The Church of England suggests that special services be held at 6:00 p.m. this Sunday, the day before the funeral, following a nationally issued service order.
Is the constitutional monarchy a Jewish invention?
Historian Vernon Bogdanor, still in the Jewish News, wonders if constitutional monarchy is a Jewish invention, where the monarch reigns but does not rule, with powers restricted by Mosaic laws. “Over the past week, we have been reminded of the great advantage of constitutional monarchy, which is that it makes the transition from one head of state to another seamless. Charles III succeeded Elizabeth II immediately after her death and there could be no dispute over the succession. The king can therefore represent the whole nation, rather than a part of it… Our politicians symbolize the divisions of our society. The monarch, on the other hand, symbolizes our underlying unity and thus contributes to that stability that Jews value so much. The temperature Columnist Daniel Finkelstein says his grandmother, who had been in Stalin’s gulag, used to say, “As long as the Queen is safe at Buckingham Palace, I’m safe at Hendon Central!”
Predicting the Fall of Christian Affiliation in America

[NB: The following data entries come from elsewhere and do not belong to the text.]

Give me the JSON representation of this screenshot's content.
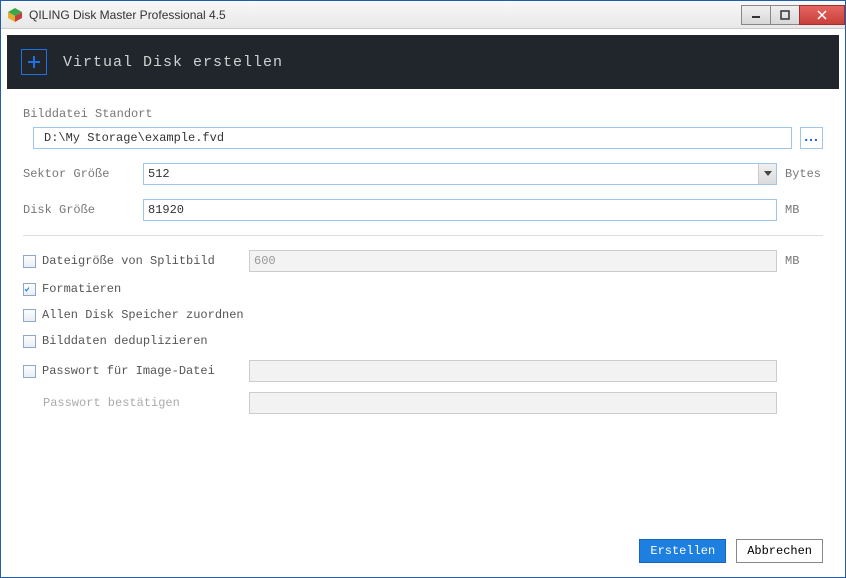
{
  "window": {
    "title": "QILING Disk Master Professional 4.5"
  },
  "header": {
    "title": "Virtual Disk erstellen"
  },
  "fields": {
    "location_label": "Bilddatei Standort",
    "location_value": "D:\\My Storage\\example.fvd",
    "sector_label": "Sektor Größe",
    "sector_value": "512",
    "sector_unit": "Bytes",
    "disk_size_label": "Disk Größe",
    "disk_size_value": "81920",
    "disk_size_unit": "MB",
    "split_label": "Dateigröße von Splitbild",
    "split_value": "600",
    "split_unit": "MB",
    "format_label": "Formatieren",
    "allocate_label": "Allen Disk Speicher zuordnen",
    "dedup_label": "Bilddaten deduplizieren",
    "password_label": "Passwort für Image-Datei",
    "password_confirm_label": "Passwort bestätigen"
  },
  "checkboxes": {
    "split": false,
    "format": true,
    "allocate": false,
    "dedup": false,
    "password": false
  },
  "buttons": {
    "create": "Erstellen",
    "cancel": "Abbrechen",
    "browse": "..."
  }
}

The Pew Research Center estimates that in America, the number of people identifying as Christians will drop to 35% by 2070, while the number of people checking the “no religion” or “none” box will rise to 52%. Our annual lecture by Professor Linda Woodhead on Tuesday, September 20, will examine similar trends in this country, what is meant by “non-religion” and how to interpret the census results when they are released in the fall. Details see below or here >>